What more can one say? Personally, as I said yesterday, I tend to see the choice offered by this election as one between a Democratic candidate that wants to focus upon killing Afghans and a Republican opponent who wants to continue to emphasize the slaughter of Iraqis.
I'd been thinking about doing a "See, I told you so" column about Obama; then, especially given the torrent of vituperation and self-righteous contumely I got after arguing that he's not what far too many nominal leftists were trying to make him out to be, I was tempted instead to do a "To hell with you, you deserve what you get" column. But the smug yuppies to whom I'd address that message -- the fan club we encounter in foundation offices, faculty meetings, soccer games and dinner parties and on MSNBC and in the Nation -- are neither the only people who've listened to Obama's siren song nor the ones who'll pay the price for their self-indulgent idiocy. (And Liza Featherstone deserves acknowledgement for having predicted early that the modal lament of the disillusioned would compare him unfavorably to Feingold.) Among other things, as I saw ever more clearly while watching Rachel Maddow talk with another of that Dem ilk about Obama and his family -- how adorable and "well-raised" or some such his kids are, etc, etc -- a few nights ago on Keith Olberman's show, an Obama presidency (maybe even just his candidacy) will likely sever the last threads of any connection between notions of racial disparity and structurally reproduced inequality rooted in political economy, and, since even "left" discourse in this country seems capable of conceptualizing the latter as a politically significant matter only in terms of the former (or its gender or similar categorical equivalent), that could just about complete purging entirely out of legitimate political discourse the notion that economic inequality is rooted fundamentally in capitalism's political and economic dynamics.

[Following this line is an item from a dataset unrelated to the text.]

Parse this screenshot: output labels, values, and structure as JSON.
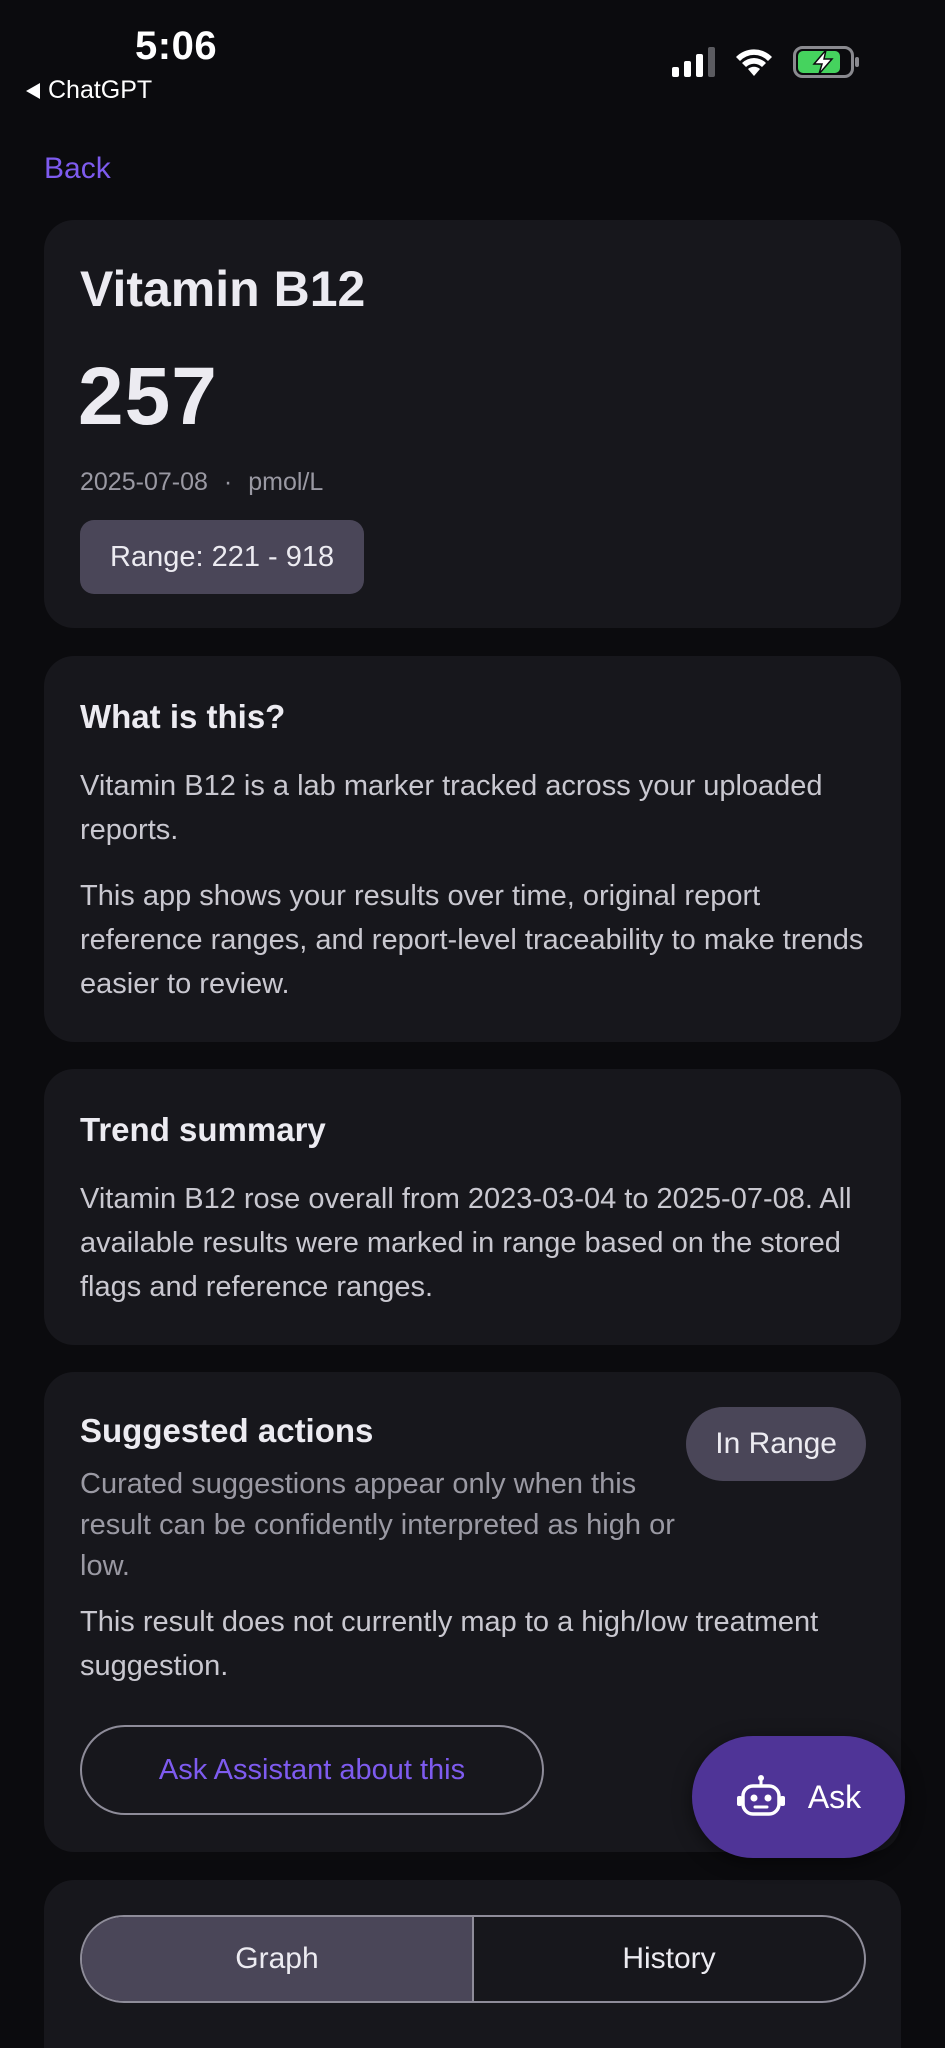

Underclass ideology -- where left and right come together to embed a common sense around victim-blaming and punitive moralism, racialized of course but at a respectable remove from the familiar phenotypically based racial taxonomy -- will most likely be the vehicle for effecting the purge. Obama's success will embody how far we have come in realizing racial democracy, and the inequality that remains is most immediately a function of cultural -- i.e., attitudinal, and behavioral -- and moral deficits that undercut acquisition of "human (and/or "social," these interchangeable mystifications shift according to rhetorical need) capital," a message his incessant castigation of black behavior legitimizes. In this context, the "activism" appropriate for attacking inequality: 1) rationalizes privatization and demonization of the public sector through accepting the premise that government is inefficient and stifles "creativity;" 2) values individual voluntarism and "entrepreneurship" over collective action (e.g., four of the five winners of the Nation's "Brave Young Activist" award started their own designer NGOs and/or websites; the fifth carries a bullhorn around and organizes solidarity demos); 3) provides enrichment experiences, useful extracurrics, and/or career paths for precocious Swarthmore and Brown students and grads (the Wendy Kopp/Samantha Power model trajectory), and 4) reduces the scope of direct action politics to the "all tactics, no strategy," fundamentally Alinskyite, ACORN-style politics that Doug Henwood and Liza Featherstone have described as "activistism" and whose potential for reactionary opportunism Andy Stern of SEIU has amply demonstrated. Obama goes a step further in deviating from Alinskyism to the right, by rejecting its "confrontationalism," which severs its rhetoric of "empowerment" from political action and contestation entirely and merges the notion into the pop-psychological, big box Protestant, Oprah Winfrey, Reaganite discourse of self-improvement/personal responsibility.